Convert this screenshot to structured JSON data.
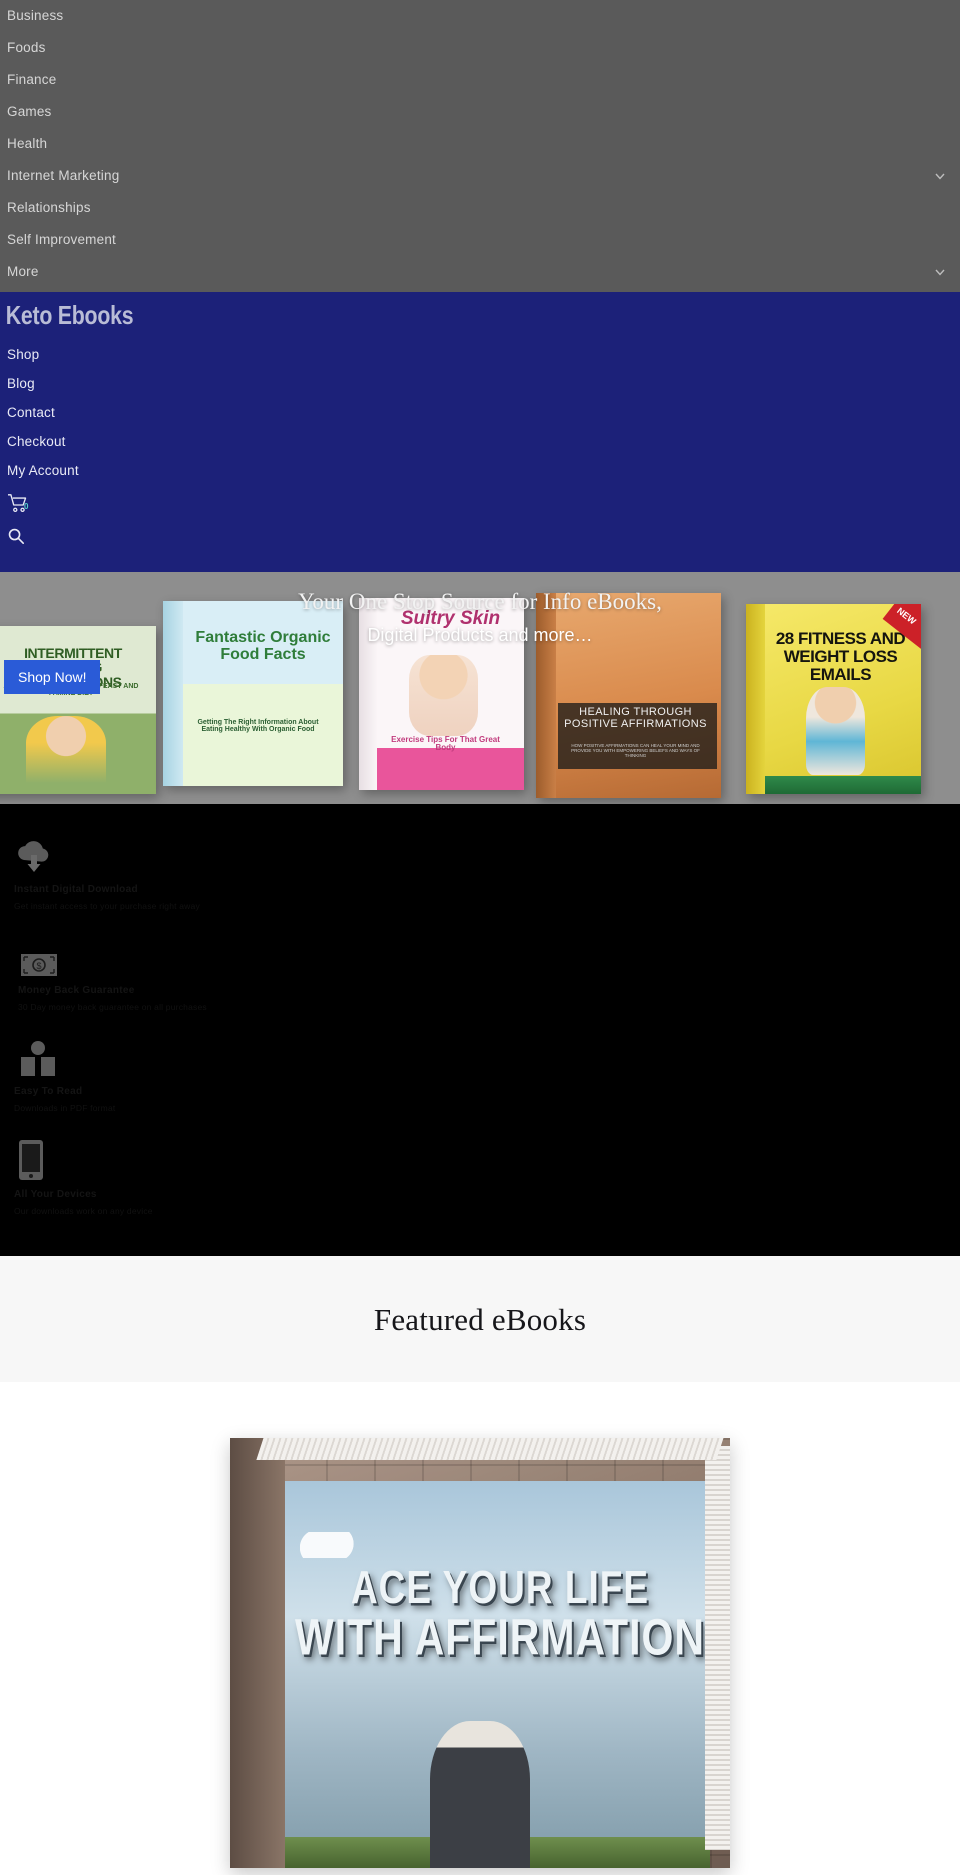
{
  "top_menu": {
    "items": [
      {
        "label": "Business",
        "has_chevron": false
      },
      {
        "label": "Foods",
        "has_chevron": false
      },
      {
        "label": "Finance",
        "has_chevron": false
      },
      {
        "label": "Games",
        "has_chevron": false
      },
      {
        "label": "Health",
        "has_chevron": false
      },
      {
        "label": "Internet Marketing",
        "has_chevron": true
      },
      {
        "label": "Relationships",
        "has_chevron": false
      },
      {
        "label": "Self Improvement",
        "has_chevron": false
      },
      {
        "label": "More",
        "has_chevron": true
      }
    ],
    "background_color": "#5a5a5a",
    "text_color": "#d6d6d6"
  },
  "header": {
    "brand": "Keto Ebooks",
    "background_color": "#1c2179",
    "nav": [
      {
        "label": "Shop"
      },
      {
        "label": "Blog"
      },
      {
        "label": "Contact"
      },
      {
        "label": "Checkout"
      },
      {
        "label": "My Account"
      }
    ],
    "cart": {
      "icon": "shopping-cart-icon",
      "count": "0",
      "count_color": "#59d0c9"
    },
    "search": {
      "icon": "search-icon"
    }
  },
  "hero": {
    "headline_line1": "Your One Stop Source for Info eBooks,",
    "headline_line2": "Digital Products and more…",
    "cta_label": "Shop Now!",
    "cta_color": "#2a5bd7",
    "books": [
      {
        "title": "INTERMITTENT FASTING FOUNDATIONS",
        "subtitle": "AN INTRODUCTION TO THE FEAST AND FAMINE DIET"
      },
      {
        "title": "Fantastic Organic Food Facts",
        "subtitle": "Getting The Right Information About Eating Healthy With Organic Food"
      },
      {
        "title": "Sultry Skin",
        "subtitle": "Exercise Tips For That Great Body"
      },
      {
        "title": "HEALING THROUGH POSITIVE AFFIRMATIONS",
        "subtitle": "HOW POSITIVE AFFIRMATIONS CAN HEAL YOUR MIND AND PROVIDE YOU WITH EMPOWERING BELIEFS AND WAYS OF THINKING"
      },
      {
        "title": "28 FITNESS AND WEIGHT LOSS EMAILS",
        "badge": "NEW"
      }
    ]
  },
  "features": {
    "background_color": "#000000",
    "items": [
      {
        "icon": "cloud-download-icon",
        "title": "Instant Digital Download",
        "desc": "Get instant access to your purchase right away"
      },
      {
        "icon": "money-icon",
        "title": "Money Back Guarantee",
        "desc": "30 Day money back guarantee on all purchases"
      },
      {
        "icon": "open-book-icon",
        "title": "Easy To Read",
        "desc": "Downloads in PDF format"
      },
      {
        "icon": "mobile-phone-icon",
        "title": "All Your Devices",
        "desc": "Our downloads work on any device"
      }
    ]
  },
  "featured": {
    "title": "Featured eBooks",
    "background_color": "#f7f7f7",
    "products": [
      {
        "cover_line1": "ACE YOUR LIFE",
        "cover_line2": "WITH AFFIRMATION"
      }
    ]
  }
}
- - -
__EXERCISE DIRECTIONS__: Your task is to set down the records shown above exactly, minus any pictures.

__RESPONSE BOX__:
Convert this screenshot to structured JSON data.
{
  "top_menu": {
    "items": [
      {
        "label": "Business",
        "has_chevron": false
      },
      {
        "label": "Foods",
        "has_chevron": false
      },
      {
        "label": "Finance",
        "has_chevron": false
      },
      {
        "label": "Games",
        "has_chevron": false
      },
      {
        "label": "Health",
        "has_chevron": false
      },
      {
        "label": "Internet Marketing",
        "has_chevron": true
      },
      {
        "label": "Relationships",
        "has_chevron": false
      },
      {
        "label": "Self Improvement",
        "has_chevron": false
      },
      {
        "label": "More",
        "has_chevron": true
      }
    ],
    "background_color": "#5a5a5a",
    "text_color": "#d6d6d6"
  },
  "header": {
    "brand": "Keto Ebooks",
    "background_color": "#1c2179",
    "nav": [
      {
        "label": "Shop"
      },
      {
        "label": "Blog"
      },
      {
        "label": "Contact"
      },
      {
        "label": "Checkout"
      },
      {
        "label": "My Account"
      }
    ],
    "cart": {
      "icon": "shopping-cart-icon",
      "count": "0",
      "count_color": "#59d0c9"
    },
    "search": {
      "icon": "search-icon"
    }
  },
  "hero": {
    "headline_line1": "Your One Stop Source for Info eBooks,",
    "headline_line2": "Digital Products and more…",
    "cta_label": "Shop Now!",
    "cta_color": "#2a5bd7",
    "books": [
      {
        "title": "INTERMITTENT FASTING FOUNDATIONS",
        "subtitle": "AN INTRODUCTION TO THE FEAST AND FAMINE DIET"
      },
      {
        "title": "Fantastic Organic Food Facts",
        "subtitle": "Getting The Right Information About Eating Healthy With Organic Food"
      },
      {
        "title": "Sultry Skin",
        "subtitle": "Exercise Tips For That Great Body"
      },
      {
        "title": "HEALING THROUGH POSITIVE AFFIRMATIONS",
        "subtitle": "HOW POSITIVE AFFIRMATIONS CAN HEAL YOUR MIND AND PROVIDE YOU WITH EMPOWERING BELIEFS AND WAYS OF THINKING"
      },
      {
        "title": "28 FITNESS AND WEIGHT LOSS EMAILS",
        "badge": "NEW"
      }
    ]
  },
  "features": {
    "background_color": "#000000",
    "items": [
      {
        "icon": "cloud-download-icon",
        "title": "Instant Digital Download",
        "desc": "Get instant access to your purchase right away"
      },
      {
        "icon": "money-icon",
        "title": "Money Back Guarantee",
        "desc": "30 Day money back guarantee on all purchases"
      },
      {
        "icon": "open-book-icon",
        "title": "Easy To Read",
        "desc": "Downloads in PDF format"
      },
      {
        "icon": "mobile-phone-icon",
        "title": "All Your Devices",
        "desc": "Our downloads work on any device"
      }
    ]
  },
  "featured": {
    "title": "Featured eBooks",
    "background_color": "#f7f7f7",
    "products": [
      {
        "cover_line1": "ACE YOUR LIFE",
        "cover_line2": "WITH AFFIRMATION"
      }
    ]
  }
}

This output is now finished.